── Provided information
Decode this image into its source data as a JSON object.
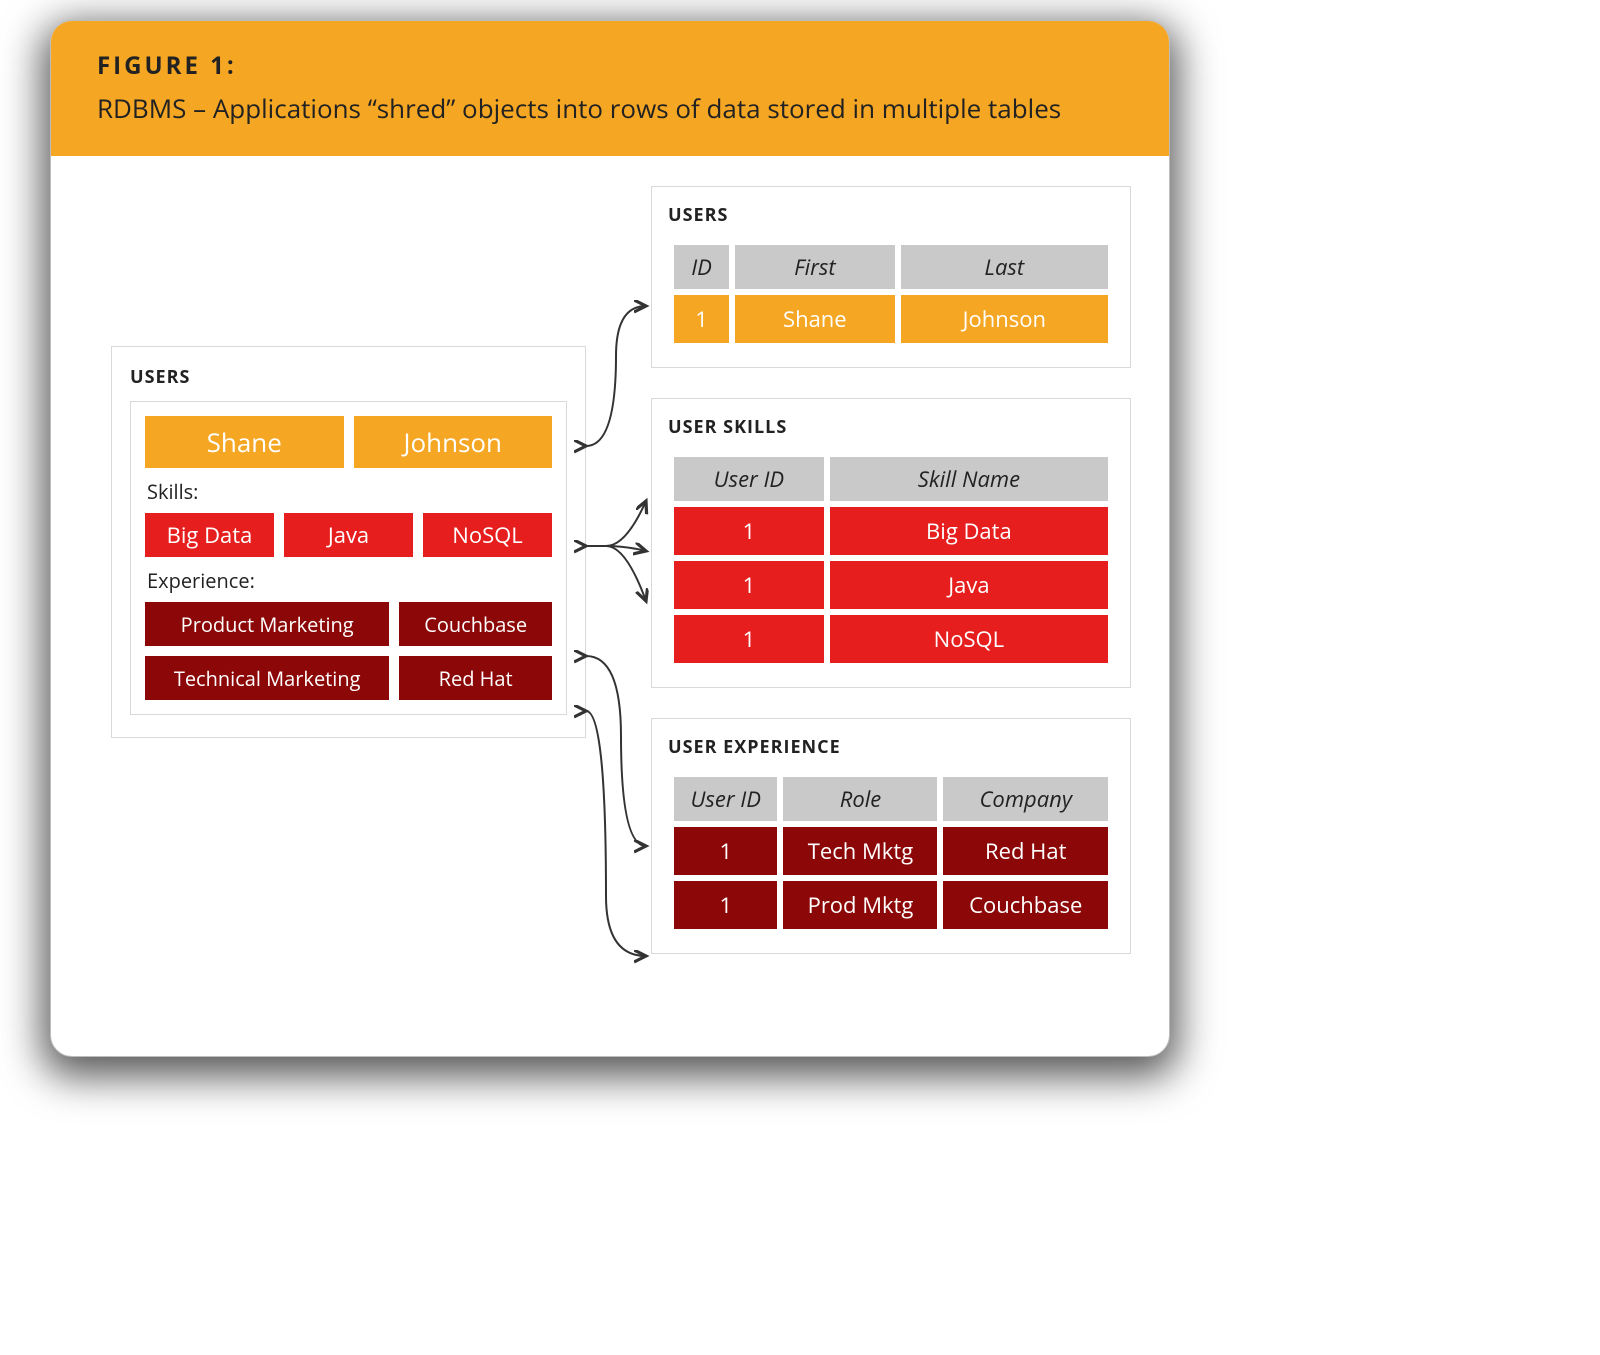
{
  "figure": {
    "label": "FIGURE 1:",
    "title": "RDBMS – Applications “shred” objects into rows of data stored in multiple tables"
  },
  "left_object": {
    "title": "USERS",
    "name": {
      "first": "Shane",
      "last": "Johnson"
    },
    "skills_label": "Skills:",
    "skills": [
      "Big Data",
      "Java",
      "NoSQL"
    ],
    "experience_label": "Experience:",
    "experience": [
      {
        "role": "Product Marketing",
        "company": "Couchbase"
      },
      {
        "role": "Technical Marketing",
        "company": "Red Hat"
      }
    ]
  },
  "tables": {
    "users": {
      "title": "USERS",
      "columns": [
        "ID",
        "First",
        "Last"
      ],
      "rows": [
        [
          "1",
          "Shane",
          "Johnson"
        ]
      ],
      "row_color": "orange"
    },
    "user_skills": {
      "title": "USER SKILLS",
      "columns": [
        "User ID",
        "Skill Name"
      ],
      "rows": [
        [
          "1",
          "Big Data"
        ],
        [
          "1",
          "Java"
        ],
        [
          "1",
          "NoSQL"
        ]
      ],
      "row_color": "red"
    },
    "user_experience": {
      "title": "USER EXPERIENCE",
      "columns": [
        "User ID",
        "Role",
        "Company"
      ],
      "rows": [
        [
          "1",
          "Tech Mktg",
          "Red Hat"
        ],
        [
          "1",
          "Prod Mktg",
          "Couchbase"
        ]
      ],
      "row_color": "darkred"
    }
  }
}
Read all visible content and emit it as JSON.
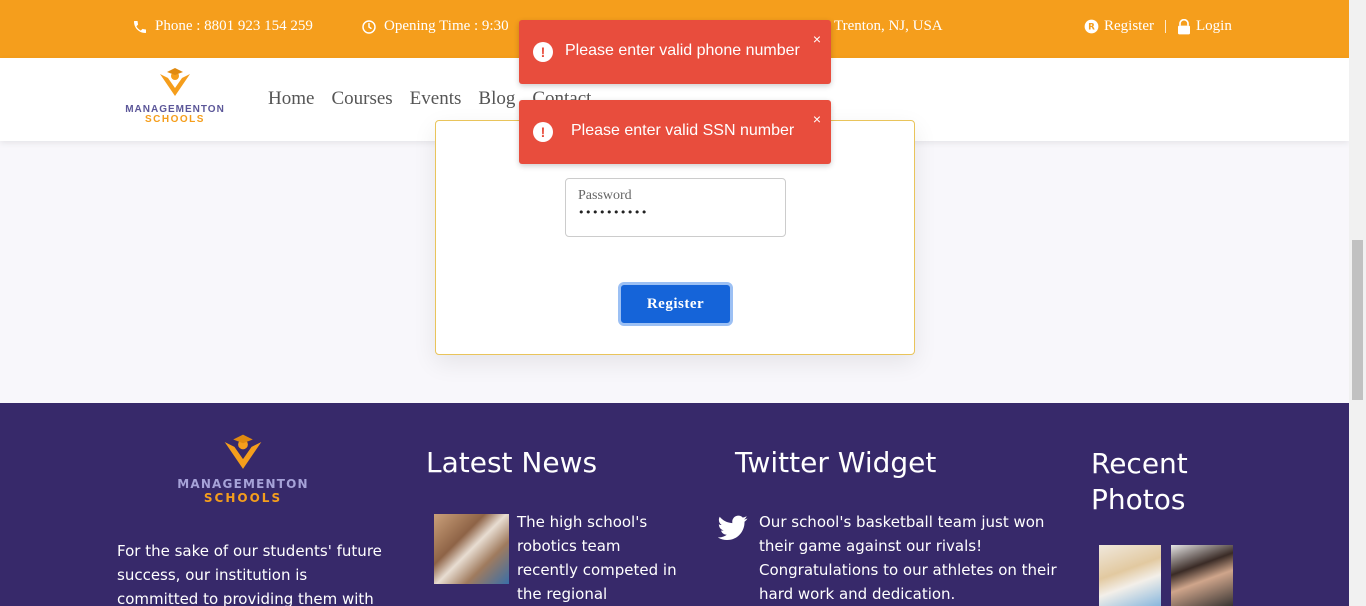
{
  "topbar": {
    "phone": "Phone :  8801 923 154 259",
    "opening": "Opening Time :  9:30",
    "address": "Trenton, NJ, USA",
    "register": "Register",
    "separator": "|",
    "login": "Login"
  },
  "header": {
    "logo_line1": "MANAGEMENTON",
    "logo_line2": "SCHOOLS",
    "nav": [
      "Home",
      "Courses",
      "Events",
      "Blog",
      "Contact"
    ]
  },
  "form": {
    "password_label": "Password",
    "password_value": "••••••••••",
    "register_button": "Register"
  },
  "toasts": [
    {
      "message": "Please enter valid phone number",
      "close": "×"
    },
    {
      "message": "Please enter valid SSN number",
      "close": "×"
    }
  ],
  "footer": {
    "logo_line1": "MANAGEMENTON",
    "logo_line2": "SCHOOLS",
    "about": "For the sake of our students' future success, our institution is committed to providing them with an education",
    "news_heading": "Latest News",
    "news_text": "The high school's robotics team recently competed in the regional",
    "twitter_heading": "Twitter Widget",
    "twitter_text": "Our school's basketball team just won their game against our rivals! Congratulations to our athletes on their hard work and dedication.",
    "photos_heading_1": "Recent",
    "photos_heading_2": "Photos"
  },
  "colors": {
    "topbar": "#f59e1c",
    "footer": "#37296a",
    "toast": "#e84d3d",
    "button": "#1564d9"
  }
}
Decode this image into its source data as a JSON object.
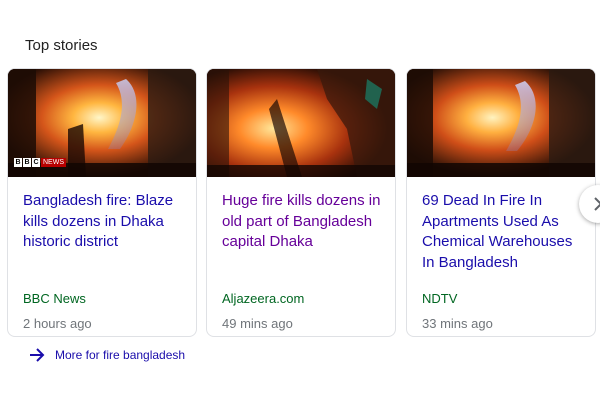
{
  "section": {
    "title": "Top stories"
  },
  "cards": [
    {
      "headline": "Bangladesh fire: Blaze kills dozens in Dhaka historic district",
      "source": "BBC News",
      "time": "2 hours ago",
      "visited": false,
      "logo": {
        "letters": [
          "B",
          "B",
          "C"
        ],
        "label": "NEWS"
      }
    },
    {
      "headline": "Huge fire kills dozens in old part of Bangladesh capital Dhaka",
      "source": "Aljazeera.com",
      "time": "49 mins ago",
      "visited": true
    },
    {
      "headline": "69 Dead In Fire In Apartments Used As Chemical Warehouses In Bangladesh",
      "source": "NDTV",
      "time": "33 mins ago",
      "visited": false
    }
  ],
  "carousel": {
    "next_icon": "chevron-right-icon"
  },
  "more_link": {
    "icon": "arrow-right-icon",
    "label": "More for fire bangladesh"
  },
  "colors": {
    "link": "#1a0dab",
    "visited": "#660099",
    "source": "#006621",
    "meta": "#70757a"
  }
}
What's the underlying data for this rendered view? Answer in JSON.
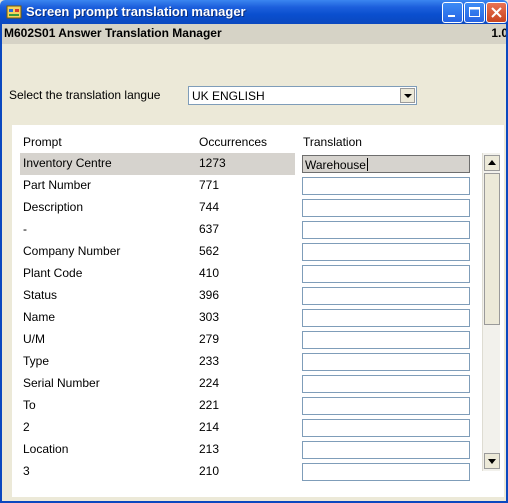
{
  "window": {
    "title": "Screen prompt translation manager",
    "form_title": "M602S01 Answer Translation Manager",
    "version": "1.0"
  },
  "language": {
    "label": "Select the translation langue",
    "value": "UK ENGLISH"
  },
  "columns": {
    "prompt": "Prompt",
    "occurrences": "Occurrences",
    "translation": "Translation"
  },
  "rows": [
    {
      "prompt": "Inventory Centre",
      "occurrences": "1273",
      "translation": "Warehouse"
    },
    {
      "prompt": "Part Number",
      "occurrences": "771",
      "translation": ""
    },
    {
      "prompt": "Description",
      "occurrences": "744",
      "translation": ""
    },
    {
      "prompt": "-",
      "occurrences": "637",
      "translation": ""
    },
    {
      "prompt": "Company Number",
      "occurrences": "562",
      "translation": ""
    },
    {
      "prompt": "Plant Code",
      "occurrences": "410",
      "translation": ""
    },
    {
      "prompt": "Status",
      "occurrences": "396",
      "translation": ""
    },
    {
      "prompt": "Name",
      "occurrences": "303",
      "translation": ""
    },
    {
      "prompt": "U/M",
      "occurrences": "279",
      "translation": ""
    },
    {
      "prompt": "Type",
      "occurrences": "233",
      "translation": ""
    },
    {
      "prompt": "Serial Number",
      "occurrences": "224",
      "translation": ""
    },
    {
      "prompt": "To",
      "occurrences": "221",
      "translation": ""
    },
    {
      "prompt": "2",
      "occurrences": "214",
      "translation": ""
    },
    {
      "prompt": "Location",
      "occurrences": "213",
      "translation": ""
    },
    {
      "prompt": "3",
      "occurrences": "210",
      "translation": ""
    }
  ],
  "icons": {
    "app": "app-window-icon",
    "minimize": "minimize-icon",
    "maximize": "maximize-icon",
    "close": "close-icon",
    "dropdown": "chevron-down-icon",
    "scroll_up": "scroll-up-arrow-icon",
    "scroll_down": "scroll-down-arrow-icon"
  },
  "colors": {
    "titlebar": "#0a4fcf",
    "window_bg": "#ece9d8",
    "selected_row": "#d6d3ce",
    "close_button": "#c8441f"
  }
}
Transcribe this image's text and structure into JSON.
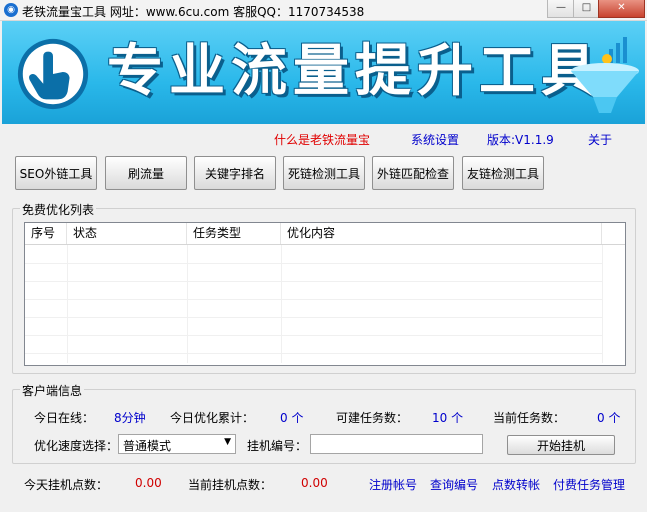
{
  "window": {
    "title": "老铁流量宝工具 网址：www.6cu.com 客服QQ：1170734538",
    "min_label": "—",
    "max_label": "□",
    "close_label": "✕"
  },
  "banner": {
    "title": "专业流量提升工具",
    "icons": [
      "hand-pointer-icon",
      "funnel-chart-icon"
    ]
  },
  "menu": {
    "what": "什么是老铁流量宝",
    "settings": "系统设置",
    "version": "版本:V1.1.9",
    "about": "关于"
  },
  "toolbar": [
    "SEO外链工具",
    "刷流量",
    "关键字排名",
    "死链检测工具",
    "外链匹配检查",
    "友链检测工具"
  ],
  "task_list": {
    "group_title": "免费优化列表",
    "columns": [
      "序号",
      "状态",
      "任务类型",
      "优化内容"
    ],
    "rows": []
  },
  "client_info": {
    "group_title": "客户端信息",
    "today_online_label": "今日在线：",
    "today_online_value": "8分钟",
    "today_opt_label": "今日优化累计：",
    "today_opt_value": "0 个",
    "creatable_label": "可建任务数：",
    "creatable_value": "10 个",
    "current_tasks_label": "当前任务数：",
    "current_tasks_value": "0 个",
    "speed_label": "优化速度选择：",
    "speed_value": "普通模式",
    "machine_label": "挂机编号：",
    "machine_value": "",
    "start_button": "开始挂机"
  },
  "footer": {
    "today_points_label": "今天挂机点数：",
    "today_points_value": "0.00",
    "current_points_label": "当前挂机点数：",
    "current_points_value": "0.00",
    "links": [
      "注册帐号",
      "查询编号",
      "点数转帐",
      "付费任务管理"
    ]
  },
  "colors": {
    "banner_blue": "#2ab8ea",
    "link_blue": "#0000cc",
    "value_red": "#d00000",
    "menu_red": "#e00000"
  }
}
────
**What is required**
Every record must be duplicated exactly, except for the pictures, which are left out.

**Task result**
Decode this image into its source data as a JSON object.
{
  "figure": {
    "label": "FIGURE 1:",
    "title": "RDBMS – Applications “shred” objects into rows of data stored in multiple tables"
  },
  "left_object": {
    "title": "USERS",
    "name": {
      "first": "Shane",
      "last": "Johnson"
    },
    "skills_label": "Skills:",
    "skills": [
      "Big Data",
      "Java",
      "NoSQL"
    ],
    "experience_label": "Experience:",
    "experience": [
      {
        "role": "Product Marketing",
        "company": "Couchbase"
      },
      {
        "role": "Technical Marketing",
        "company": "Red Hat"
      }
    ]
  },
  "tables": {
    "users": {
      "title": "USERS",
      "columns": [
        "ID",
        "First",
        "Last"
      ],
      "rows": [
        [
          "1",
          "Shane",
          "Johnson"
        ]
      ],
      "row_color": "orange"
    },
    "user_skills": {
      "title": "USER SKILLS",
      "columns": [
        "User ID",
        "Skill Name"
      ],
      "rows": [
        [
          "1",
          "Big Data"
        ],
        [
          "1",
          "Java"
        ],
        [
          "1",
          "NoSQL"
        ]
      ],
      "row_color": "red"
    },
    "user_experience": {
      "title": "USER EXPERIENCE",
      "columns": [
        "User ID",
        "Role",
        "Company"
      ],
      "rows": [
        [
          "1",
          "Tech Mktg",
          "Red Hat"
        ],
        [
          "1",
          "Prod Mktg",
          "Couchbase"
        ]
      ],
      "row_color": "darkred"
    }
  }
}
Read all visible content and emit it as JSON.
{
  "topbar": {
    "phone": "Phone :  8801 923 154 259",
    "opening": "Opening Time :  9:30",
    "address": "Trenton, NJ, USA",
    "register": "Register",
    "separator": "|",
    "login": "Login"
  },
  "header": {
    "logo_line1": "MANAGEMENTON",
    "logo_line2": "SCHOOLS",
    "nav": [
      "Home",
      "Courses",
      "Events",
      "Blog",
      "Contact"
    ]
  },
  "form": {
    "password_label": "Password",
    "password_value": "••••••••••",
    "register_button": "Register"
  },
  "toasts": [
    {
      "message": "Please enter valid phone number",
      "close": "×"
    },
    {
      "message": "Please enter valid SSN number",
      "close": "×"
    }
  ],
  "footer": {
    "logo_line1": "MANAGEMENTON",
    "logo_line2": "SCHOOLS",
    "about": "For the sake of our students' future success, our institution is committed to providing them with an education",
    "news_heading": "Latest News",
    "news_text": "The high school's robotics team recently competed in the regional",
    "twitter_heading": "Twitter Widget",
    "twitter_text": "Our school's basketball team just won their game against our rivals! Congratulations to our athletes on their hard work and dedication.",
    "photos_heading_1": "Recent",
    "photos_heading_2": "Photos"
  },
  "colors": {
    "topbar": "#f59e1c",
    "footer": "#37296a",
    "toast": "#e84d3d",
    "button": "#1564d9"
  }
}
Decode this image into its source data as a JSON object.
{
  "section": {
    "title": "Top stories"
  },
  "cards": [
    {
      "headline": "Bangladesh fire: Blaze kills dozens in Dhaka historic district",
      "source": "BBC News",
      "time": "2 hours ago",
      "visited": false,
      "logo": {
        "letters": [
          "B",
          "B",
          "C"
        ],
        "label": "NEWS"
      }
    },
    {
      "headline": "Huge fire kills dozens in old part of Bangladesh capital Dhaka",
      "source": "Aljazeera.com",
      "time": "49 mins ago",
      "visited": true
    },
    {
      "headline": "69 Dead In Fire In Apartments Used As Chemical Warehouses In Bangladesh",
      "source": "NDTV",
      "time": "33 mins ago",
      "visited": false
    }
  ],
  "carousel": {
    "next_icon": "chevron-right-icon"
  },
  "more_link": {
    "icon": "arrow-right-icon",
    "label": "More for fire bangladesh"
  },
  "colors": {
    "link": "#1a0dab",
    "visited": "#660099",
    "source": "#006621",
    "meta": "#70757a"
  }
}
What's the underlying data for this rendered view? Answer in JSON.
{
  "window": {
    "title": "Screen prompt translation manager",
    "form_title": "M602S01 Answer Translation Manager",
    "version": "1.0"
  },
  "language": {
    "label": "Select the translation langue",
    "value": "UK ENGLISH"
  },
  "columns": {
    "prompt": "Prompt",
    "occurrences": "Occurrences",
    "translation": "Translation"
  },
  "rows": [
    {
      "prompt": "Inventory Centre",
      "occurrences": "1273",
      "translation": "Warehouse"
    },
    {
      "prompt": "Part Number",
      "occurrences": "771",
      "translation": ""
    },
    {
      "prompt": "Description",
      "occurrences": "744",
      "translation": ""
    },
    {
      "prompt": "-",
      "occurrences": "637",
      "translation": ""
    },
    {
      "prompt": "Company Number",
      "occurrences": "562",
      "translation": ""
    },
    {
      "prompt": "Plant Code",
      "occurrences": "410",
      "translation": ""
    },
    {
      "prompt": "Status",
      "occurrences": "396",
      "translation": ""
    },
    {
      "prompt": "Name",
      "occurrences": "303",
      "translation": ""
    },
    {
      "prompt": "U/M",
      "occurrences": "279",
      "translation": ""
    },
    {
      "prompt": "Type",
      "occurrences": "233",
      "translation": ""
    },
    {
      "prompt": "Serial Number",
      "occurrences": "224",
      "translation": ""
    },
    {
      "prompt": "To",
      "occurrences": "221",
      "translation": ""
    },
    {
      "prompt": "2",
      "occurrences": "214",
      "translation": ""
    },
    {
      "prompt": "Location",
      "occurrences": "213",
      "translation": ""
    },
    {
      "prompt": "3",
      "occurrences": "210",
      "translation": ""
    }
  ],
  "icons": {
    "app": "app-window-icon",
    "minimize": "minimize-icon",
    "maximize": "maximize-icon",
    "close": "close-icon",
    "dropdown": "chevron-down-icon",
    "scroll_up": "scroll-up-arrow-icon",
    "scroll_down": "scroll-down-arrow-icon"
  },
  "colors": {
    "titlebar": "#0a4fcf",
    "window_bg": "#ece9d8",
    "selected_row": "#d6d3ce",
    "close_button": "#c8441f"
  }
}
Transcribe this image's text and structure into JSON.
{
  "window": {
    "title": "老铁流量宝工具 网址：www.6cu.com 客服QQ：1170734538",
    "min_label": "—",
    "max_label": "□",
    "close_label": "✕"
  },
  "banner": {
    "title": "专业流量提升工具",
    "icons": [
      "hand-pointer-icon",
      "funnel-chart-icon"
    ]
  },
  "menu": {
    "what": "什么是老铁流量宝",
    "settings": "系统设置",
    "version": "版本:V1.1.9",
    "about": "关于"
  },
  "toolbar": [
    "SEO外链工具",
    "刷流量",
    "关键字排名",
    "死链检测工具",
    "外链匹配检查",
    "友链检测工具"
  ],
  "task_list": {
    "group_title": "免费优化列表",
    "columns": [
      "序号",
      "状态",
      "任务类型",
      "优化内容"
    ],
    "rows": []
  },
  "client_info": {
    "group_title": "客户端信息",
    "today_online_label": "今日在线：",
    "today_online_value": "8分钟",
    "today_opt_label": "今日优化累计：",
    "today_opt_value": "0 个",
    "creatable_label": "可建任务数：",
    "creatable_value": "10 个",
    "current_tasks_label": "当前任务数：",
    "current_tasks_value": "0 个",
    "speed_label": "优化速度选择：",
    "speed_value": "普通模式",
    "machine_label": "挂机编号：",
    "machine_value": "",
    "start_button": "开始挂机"
  },
  "footer": {
    "today_points_label": "今天挂机点数：",
    "today_points_value": "0.00",
    "current_points_label": "当前挂机点数：",
    "current_points_value": "0.00",
    "links": [
      "注册帐号",
      "查询编号",
      "点数转帐",
      "付费任务管理"
    ]
  },
  "colors": {
    "banner_blue": "#2ab8ea",
    "link_blue": "#0000cc",
    "value_red": "#d00000",
    "menu_red": "#e00000"
  }
}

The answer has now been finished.